The technology has become increasingly advanced. According to the American Society for Laser Medicine and Surgery (ASLMS), today’s devices offer a range of options thanks to continual new developments and discoveries in wavelengths of the light use and fiberoptic systems now allowing for the delivery of lasers on nanometer scales. This makes way for even more precise and targeted devices that have adjustable wavelengths, allowing for different treatment options.
Intense Pulsed Light Devices
Since their invention in 2003, these devices have been a common tool for those working in esthetic clinics and for dermatologists. Intense Pulsed Light (IPL) works through diffusing a multi-colored light with various filters that concentrate both visible and invisible energy from the light. The devices emit high amounts of light energy that are effective in treating such things as varicose veins, moles and freckles, acne, and even remove hair. According to ASLMS there are more than 50 types of IPLs on the market today.
Commonly known as LEDs, light emitting diodes are actually semiconductors that need an electrical charge to emit light.
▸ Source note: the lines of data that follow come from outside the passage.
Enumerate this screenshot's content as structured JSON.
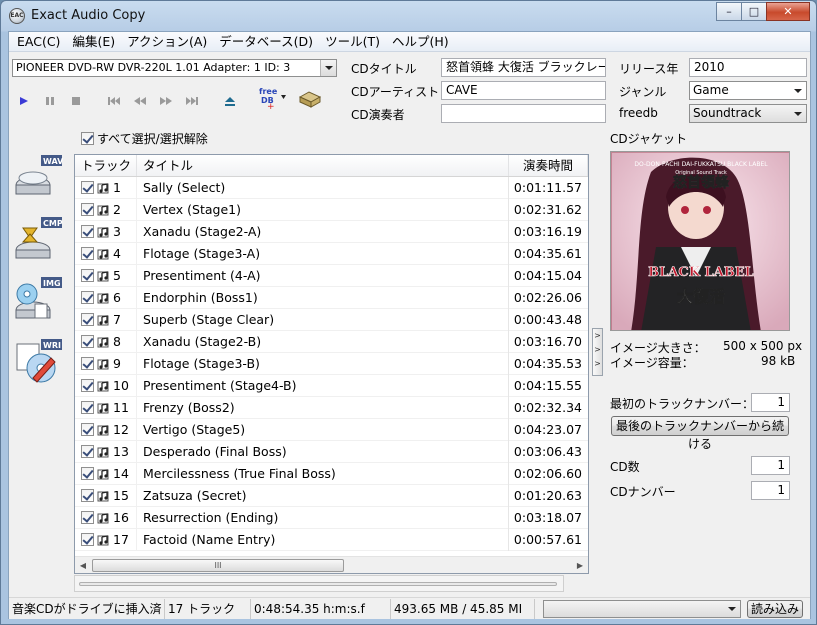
{
  "window": {
    "title": "Exact Audio Copy",
    "icon_text": "EAC",
    "minimize": "–",
    "maximize": "□",
    "close": "✕"
  },
  "menu": [
    "EAC(C)",
    "編集(E)",
    "アクション(A)",
    "データベース(D)",
    "ツール(T)",
    "ヘルプ(H)"
  ],
  "drive": {
    "selected": "PIONEER DVD-RW  DVR-220L 1.01   Adapter: 1  ID: 3"
  },
  "toolbar": {
    "freedb_label": "freedb"
  },
  "cd_info": {
    "title_label": "CDタイトル",
    "title_value": "怒首領蜂 大復活 ブラックレーベ",
    "artist_label": "CDアーティスト",
    "artist_value": "CAVE",
    "performer_label": "CD演奏者",
    "performer_value": "",
    "year_label": "リリース年",
    "year_value": "2010",
    "genre_label": "ジャンル",
    "genre_value": "Game",
    "freedb_label": "freedb",
    "freedb_value": "Soundtrack"
  },
  "select_all": {
    "label": "すべて選択/選択解除",
    "checked": true
  },
  "side_buttons": [
    "WAV",
    "CMP",
    "IMG",
    "WRI"
  ],
  "tracklist": {
    "headers": {
      "track": "トラック",
      "title": "タイトル",
      "time": "演奏時間"
    },
    "rows": [
      {
        "no": "1",
        "title": "Sally (Select)",
        "time": "0:01:11.57"
      },
      {
        "no": "2",
        "title": "Vertex (Stage1)",
        "time": "0:02:31.62"
      },
      {
        "no": "3",
        "title": "Xanadu (Stage2-A)",
        "time": "0:03:16.19"
      },
      {
        "no": "4",
        "title": "Flotage (Stage3-A)",
        "time": "0:04:35.61"
      },
      {
        "no": "5",
        "title": "Presentiment (4-A)",
        "time": "0:04:15.04"
      },
      {
        "no": "6",
        "title": "Endorphin (Boss1)",
        "time": "0:02:26.06"
      },
      {
        "no": "7",
        "title": "Superb (Stage Clear)",
        "time": "0:00:43.48"
      },
      {
        "no": "8",
        "title": "Xanadu (Stage2-B)",
        "time": "0:03:16.70"
      },
      {
        "no": "9",
        "title": "Flotage (Stage3-B)",
        "time": "0:04:35.53"
      },
      {
        "no": "10",
        "title": "Presentiment (Stage4-B)",
        "time": "0:04:15.55"
      },
      {
        "no": "11",
        "title": "Frenzy (Boss2)",
        "time": "0:02:32.34"
      },
      {
        "no": "12",
        "title": "Vertigo (Stage5)",
        "time": "0:04:23.07"
      },
      {
        "no": "13",
        "title": "Desperado (Final Boss)",
        "time": "0:03:06.43"
      },
      {
        "no": "14",
        "title": "Mercilessness (True Final Boss)",
        "time": "0:02:06.60"
      },
      {
        "no": "15",
        "title": "Zatsuza (Secret)",
        "time": "0:01:20.63"
      },
      {
        "no": "16",
        "title": "Resurrection (Ending)",
        "time": "0:03:18.07"
      },
      {
        "no": "17",
        "title": "Factoid (Name Entry)",
        "time": "0:00:57.61"
      }
    ]
  },
  "scrollbar_grip": "III",
  "cover": {
    "label": "CDジャケット",
    "art_line1": "DO-DON-PACHI DAI-FUKKATSU BLACK LABEL",
    "art_line2": "Original Sound Track",
    "art_logo": "BLACK LABEL",
    "size_label": "イメージ大きさ：",
    "size_value": "500 x 500 px",
    "bytes_label": "イメージ容量：",
    "bytes_value": "98 kB"
  },
  "numbering": {
    "first_track_label": "最初のトラックナンバー：",
    "first_track_value": "1",
    "continue_button": "最後のトラックナンバーから続ける",
    "cd_count_label": "CD数",
    "cd_count_value": "1",
    "cd_number_label": "CDナンバー",
    "cd_number_value": "1"
  },
  "status": {
    "inserted": "音楽CDがドライブに挿入済",
    "tracks": "17 トラック",
    "length": "0:48:54.35 h:m:s.f",
    "size": "493.65 MB / 45.85 MI",
    "action_dropdown": "",
    "load_button": "読み込み"
  },
  "colors": {
    "accent": "#3a3ad0",
    "title_bar": "#b7cde6"
  }
}
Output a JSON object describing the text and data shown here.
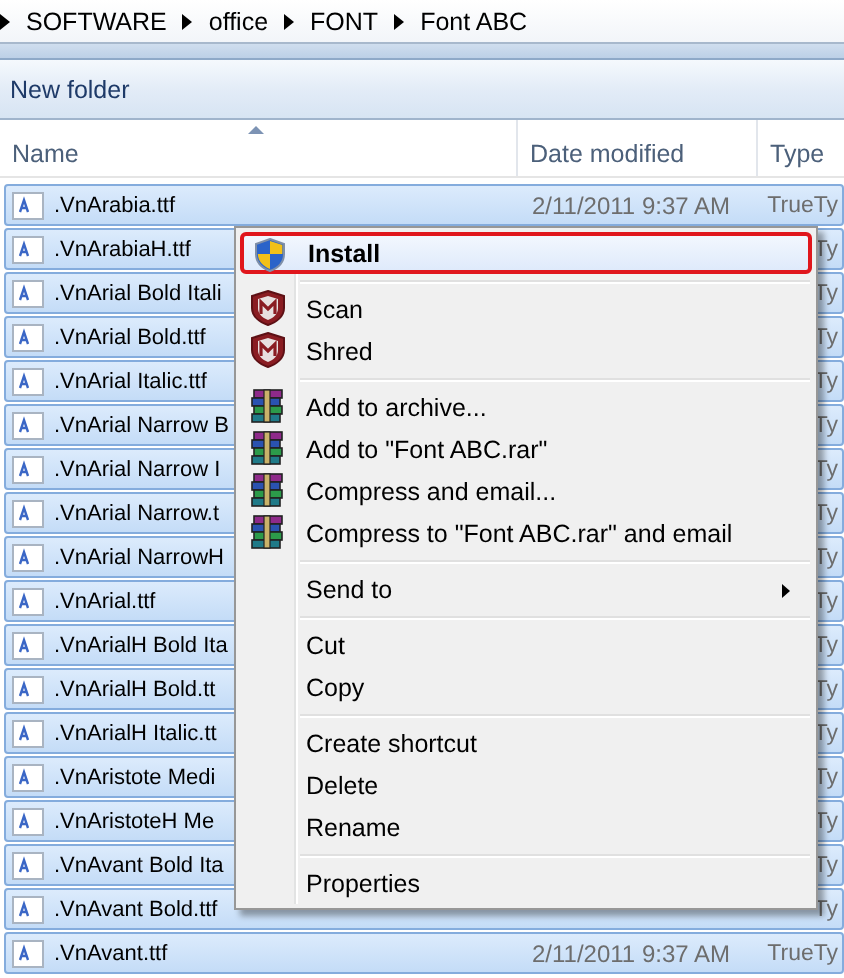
{
  "breadcrumb": {
    "items": [
      "SOFTWARE",
      "office",
      "FONT",
      "Font ABC"
    ]
  },
  "toolbar": {
    "buttons": [
      "New folder"
    ]
  },
  "columns": [
    "Name",
    "Date modified",
    "Type"
  ],
  "files": [
    {
      "name": ".VnArabia.ttf",
      "date": "2/11/2011 9:37 AM",
      "type": "TrueTy",
      "selected": true
    },
    {
      "name": ".VnArabiaH.ttf",
      "type": "Ty",
      "selected": true
    },
    {
      "name": ".VnArial Bold Itali",
      "type": "Ty",
      "selected": true
    },
    {
      "name": ".VnArial Bold.ttf",
      "type": "Ty",
      "selected": true
    },
    {
      "name": ".VnArial Italic.ttf",
      "type": "Ty",
      "selected": true
    },
    {
      "name": ".VnArial Narrow B",
      "type": "Ty",
      "selected": true
    },
    {
      "name": ".VnArial Narrow I",
      "type": "Ty",
      "selected": true
    },
    {
      "name": ".VnArial Narrow.t",
      "type": "Ty",
      "selected": true
    },
    {
      "name": ".VnArial NarrowH",
      "type": "Ty",
      "selected": true
    },
    {
      "name": ".VnArial.ttf",
      "type": "Ty",
      "selected": true
    },
    {
      "name": ".VnArialH Bold Ita",
      "type": "Ty",
      "selected": true
    },
    {
      "name": ".VnArialH Bold.tt",
      "type": "Ty",
      "selected": true
    },
    {
      "name": ".VnArialH Italic.tt",
      "type": "Ty",
      "selected": true
    },
    {
      "name": ".VnAristote Medi",
      "type": "Ty",
      "selected": true
    },
    {
      "name": ".VnAristoteH Me",
      "type": "Ty",
      "selected": true
    },
    {
      "name": ".VnAvant Bold Ita",
      "type": "Ty",
      "selected": true
    },
    {
      "name": ".VnAvant Bold.ttf",
      "type": "Ty",
      "selected": true
    },
    {
      "name": ".VnAvant.ttf",
      "date": "2/11/2011 9:37 AM",
      "type": "TrueTy",
      "selected": true
    }
  ],
  "context_menu": {
    "groups": [
      [
        {
          "label": "Install",
          "kind": "shield",
          "selected": true,
          "bold": true
        }
      ],
      [
        {
          "label": "Scan",
          "kind": "antivirus",
          "selected": false
        },
        {
          "label": "Shred",
          "kind": "antivirus",
          "selected": false
        }
      ],
      [
        {
          "label": "Add to archive...",
          "kind": "archive",
          "selected": false
        },
        {
          "label": "Add to \"Font ABC.rar\"",
          "kind": "archive",
          "selected": false
        },
        {
          "label": "Compress and email...",
          "kind": "archive",
          "selected": false
        },
        {
          "label": "Compress to \"Font ABC.rar\" and email",
          "kind": "archive",
          "selected": false
        }
      ],
      [
        {
          "label": "Send to",
          "kind": "plain",
          "submenu": true,
          "selected": false
        }
      ],
      [
        {
          "label": "Cut",
          "kind": "plain",
          "selected": false
        },
        {
          "label": "Copy",
          "kind": "plain",
          "selected": false
        }
      ],
      [
        {
          "label": "Create shortcut",
          "kind": "plain",
          "selected": false
        },
        {
          "label": "Delete",
          "kind": "plain",
          "selected": false
        },
        {
          "label": "Rename",
          "kind": "plain",
          "selected": false
        }
      ],
      [
        {
          "label": "Properties",
          "kind": "plain",
          "selected": false
        }
      ]
    ]
  }
}
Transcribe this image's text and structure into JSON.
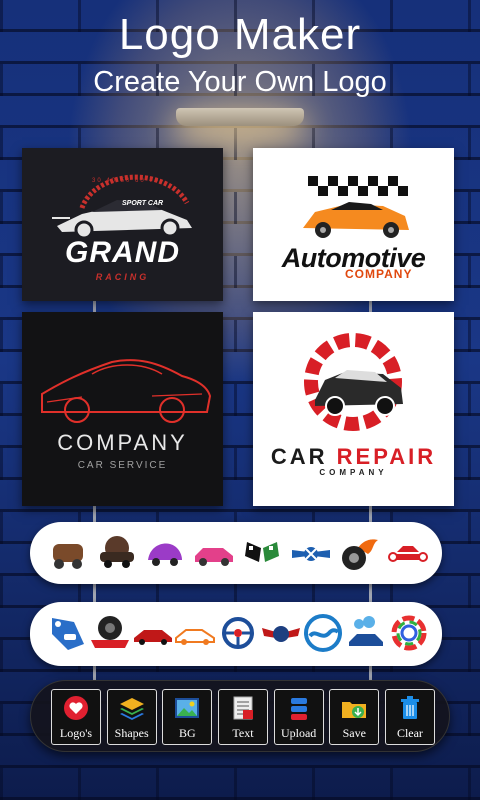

They are less powerful than lasers, but have proven incredibly effective for medical and cosmetic purposes because they allow for treatment of a large area at one time and can be adjusted to the needs of the practitioner. They work by improving cellular respiration and the overall circulation of blood in the treatment area because they force nitric oxide to be released. This helps with inflammation, wound healing, and acne.
In 2009 this technology was first brought to the market. Today, these devices use radio frequencies and ultrasounds to firm the skin by heating, tightening and lifting it. It has been described as a “novel energy modality for transcutaneous heat delivery that reaches the deeper subdermal connective tissue in tightly focused zones at consistent programmed depths.” The goal is to produce a deeper wound healing response at multiple levels with robust collagen remodeling and a more durable clinical response. The Ulthera device (Ulthera, Inc, Meza, AZ), with refined microfocused ultrasound technology, “has been adapted specifically for skin tightening and lifting with little recovery or risk of complications.” (Source). Essentially it prompts the skin to produce new collagen, providing benefits that can mimic a minor facelift without the invasiveness, but that are not as sudden as a facelift. The results may take 2-3 months to be fully recognized, creating a longer-term patient relationship.
The American Board of Cosmetic Surgery assures us that this group of devices is as safe for use as a skin tightener as any other device in the hands of a certified, experienced, well-trained practitioner. It works by sending a calm and slow spectrum of electromagnetic radiation into the skin. The devices available produce varying degrees of heat through various technologies, but all work by targeting that heat into the skin’s deep layers to stimulate the creation of collagen and elastin, driving cellular turnover. This creates thicker and more youthful looking skin.
According to the American Society of Plastic Surgeons the use of this cold treatment to break down and remove fat is one of the most common non-surgical treatments in the world. It works exceptionally well on localized fat bulges and is otherwise known as CoolSculpting. By applying low temperatures to targeted areas of the body using thermal conduction over the course of several treatments, patients will see a gradual, but remarkable reduction in fat. This makes it one of the fastest growing businesses for skin spas and clinics in the country.